## ASSIGNMENT
Where in the data below does the word "name" appear? Copy every line that has it.

Stored entries
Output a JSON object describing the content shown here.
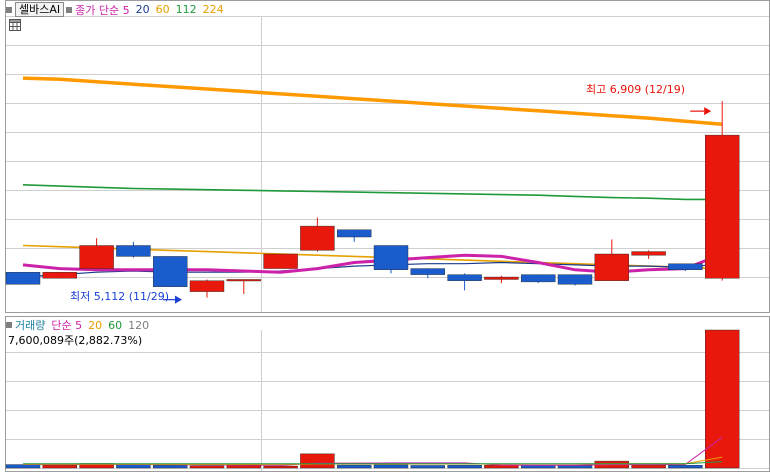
{
  "price_legend": {
    "stock_tab": "셀바스AI",
    "ma_label": "종가 단순 5",
    "ma_periods": [
      "20",
      "60",
      "112",
      "224"
    ],
    "colors": {
      "ma_label": "#cc22aa",
      "20": "#1a3c8c",
      "60": "#e6a000",
      "112": "#1f9a3a",
      "224": "#e6a000"
    }
  },
  "volume_legend": {
    "label": "거래량",
    "ma_label": "단순 5",
    "ma_periods": [
      "20",
      "60",
      "120"
    ],
    "info": "7,600,089주(2,882.73%)",
    "colors": {
      "label": "#1a7fa0",
      "ma_label": "#cc22aa",
      "20": "#e6a000",
      "60": "#1f9a3a",
      "120": "#7f7f7f"
    }
  },
  "annotations": {
    "high": {
      "text": "최고 6,909 (12/19)",
      "color": "#e8140a"
    },
    "low": {
      "text": "최저 5,112 (11/29)",
      "color": "#1a3fd6"
    }
  },
  "colors": {
    "up": "#e8180c",
    "down": "#1a5ccc",
    "grid": "#cfcfcf"
  },
  "chart_data": [
    {
      "type": "candlestick",
      "title": "셀바스AI",
      "ylim": [
        5000,
        7000
      ],
      "dates_shown": [
        "11/29",
        "12/19"
      ],
      "series": [
        {
          "name": "price",
          "ohlc": [
            [
              5300,
              5300,
              5200,
              5200
            ],
            [
              5250,
              5300,
              5250,
              5300
            ],
            [
              5330,
              5580,
              5330,
              5520
            ],
            [
              5520,
              5550,
              5420,
              5430
            ],
            [
              5430,
              5430,
              5180,
              5180
            ],
            [
              5140,
              5240,
              5090,
              5230
            ],
            [
              5230,
              5230,
              5120,
              5240
            ],
            [
              5330,
              5330,
              5330,
              5450
            ],
            [
              5480,
              5750,
              5470,
              5680
            ],
            [
              5650,
              5650,
              5550,
              5590
            ],
            [
              5520,
              5520,
              5290,
              5320
            ],
            [
              5330,
              5330,
              5250,
              5280
            ],
            [
              5280,
              5290,
              5150,
              5230
            ],
            [
              5240,
              5270,
              5210,
              5260
            ],
            [
              5280,
              5280,
              5210,
              5220
            ],
            [
              5280,
              5280,
              5190,
              5200
            ],
            [
              5230,
              5570,
              5230,
              5450
            ],
            [
              5440,
              5480,
              5410,
              5470
            ],
            [
              5370,
              5370,
              5310,
              5320
            ],
            [
              5250,
              6710,
              5230,
              6430
            ]
          ]
        },
        {
          "name": "종가 단순 5",
          "color": "#cc22aa",
          "values": [
            5360,
            5330,
            5320,
            5320,
            5320,
            5320,
            5310,
            5300,
            5330,
            5380,
            5400,
            5420,
            5440,
            5430,
            5380,
            5320,
            5300,
            5320,
            5330,
            5450
          ]
        },
        {
          "name": "20",
          "color": "#1a3c8c",
          "values": [
            5260,
            5280,
            5300,
            5310,
            5300,
            5300,
            5300,
            5310,
            5330,
            5350,
            5360,
            5370,
            5370,
            5380,
            5370,
            5360,
            5350,
            5350,
            5340,
            5370
          ]
        },
        {
          "name": "60",
          "color": "#e6a000",
          "values": [
            5520,
            5510,
            5500,
            5490,
            5480,
            5470,
            5460,
            5450,
            5440,
            5430,
            5420,
            5410,
            5400,
            5390,
            5380,
            5370,
            5360,
            5350,
            5340,
            5330
          ]
        },
        {
          "name": "112",
          "color": "#1f9a3a",
          "values": [
            6020,
            6010,
            6000,
            5990,
            5985,
            5980,
            5975,
            5970,
            5965,
            5960,
            5955,
            5950,
            5945,
            5940,
            5935,
            5925,
            5915,
            5910,
            5900,
            5900
          ]
        },
        {
          "name": "224",
          "color": "#ff9900",
          "values": [
            6900,
            6890,
            6870,
            6850,
            6830,
            6810,
            6790,
            6770,
            6750,
            6730,
            6710,
            6690,
            6670,
            6650,
            6630,
            6610,
            6590,
            6570,
            6545,
            6520
          ]
        }
      ]
    },
    {
      "type": "bar",
      "title": "거래량",
      "ylim": [
        0,
        7600089
      ],
      "series": [
        {
          "name": "거래량",
          "values": [
            190000,
            160000,
            250000,
            180000,
            150000,
            120000,
            140000,
            110000,
            780000,
            160000,
            170000,
            140000,
            150000,
            150000,
            150000,
            130000,
            380000,
            160000,
            150000,
            7600089
          ]
        },
        {
          "name": "단순 5",
          "color": "#cc22aa",
          "values": [
            200000,
            190000,
            200000,
            200000,
            190000,
            170000,
            170000,
            150000,
            260000,
            270000,
            280000,
            280000,
            280000,
            160000,
            150000,
            150000,
            190000,
            190000,
            200000,
            1690000
          ]
        },
        {
          "name": "20",
          "color": "#e6a000",
          "values": [
            210000,
            210000,
            210000,
            210000,
            200000,
            200000,
            200000,
            200000,
            220000,
            220000,
            220000,
            220000,
            220000,
            220000,
            220000,
            220000,
            230000,
            230000,
            230000,
            600000
          ]
        },
        {
          "name": "60",
          "color": "#1f9a3a",
          "values": [
            230000,
            230000,
            230000,
            230000,
            230000,
            230000,
            230000,
            230000,
            230000,
            230000,
            230000,
            230000,
            230000,
            230000,
            230000,
            230000,
            230000,
            230000,
            230000,
            350000
          ]
        }
      ]
    }
  ]
}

## FINAL ANSWER
          "name": "price",
          "name": "종가 단순 5",
          "name": "20",
          "name": "60",
          "name": "112",
          "name": "224",
          "name": "거래량",
          "name": "단순 5",
          "name": "20",
          "name": "60",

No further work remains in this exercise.